Sadly enough, there is very little to say about what happened in Aurora, Colorado, on Friday night, but people say it all again anyway. Some Texas congressman claims it happened because we've banned prayer in schools, while the NRA hauls out the old tattered banner once again: "guns don't kill people, people do." Some say it's all Hollywood's fault--violence is a national media pastime.
The Brady people shake their heads and pontificate about gun madness, but folks like NRA's Wayne LaPierre insist that if more Batman fans at Friday night's premiere were packin' sidearms, someone would have taken the Joker down, even though this madman was clothed in body armor. If everyone had guns, there's be no crime, some say.
Europeans think our fetish for arms is pure insanity, and a few people can't believe that someone would bring a three-month old baby to theater for a midnight premiere.
Some people say that while Chicago long ago passed really tough gun laws, it still has a sky-high murder rate. Others remind us that violent crime in America is back on the rise, despite the fact that we've got highest documented incarceration rate in the world.
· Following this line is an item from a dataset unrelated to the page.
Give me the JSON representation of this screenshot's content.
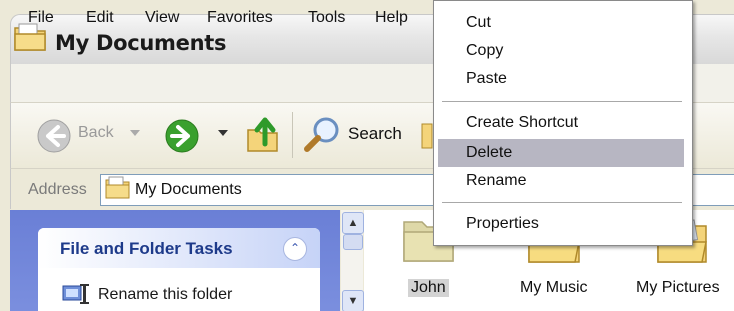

Some claim that no laws on any state or municipalities books would have stopped James Holmes from gathering his incredible arsenal because the man had absolutely no criminal record.
Some continue to insist that no deer hunter in America needs the kind of weaponry Holmes was toting.
In this country, we're as split on guns as we are on almost every political issue, even now, in suffering. "Politics divide, tragedy heals"--someone once wrote, or words to that affect. But here, in the U. S. of A., even our tragedies get politicized.
There are no easy answers to what happened in Aurora, Colorado, this weekend. Would to God that there were.
But I'm tired of people raising the "freedom" flag as if my rights, my liberty were the only moral absolute. In this country, we can't seem to keep guns out of the hands of a James Holmes. It can't be done. The man is free to do as he pleases.
But his freedom stops at the door to a packed theater. And it does. And it should.
Freedom is not an absolute. It's counterpoint is justice. "Me first" is childish, inane, sinful. There's another way: Do unto others as you would have them do unto you.
Posted by J. C. Schaap at 8:10 AM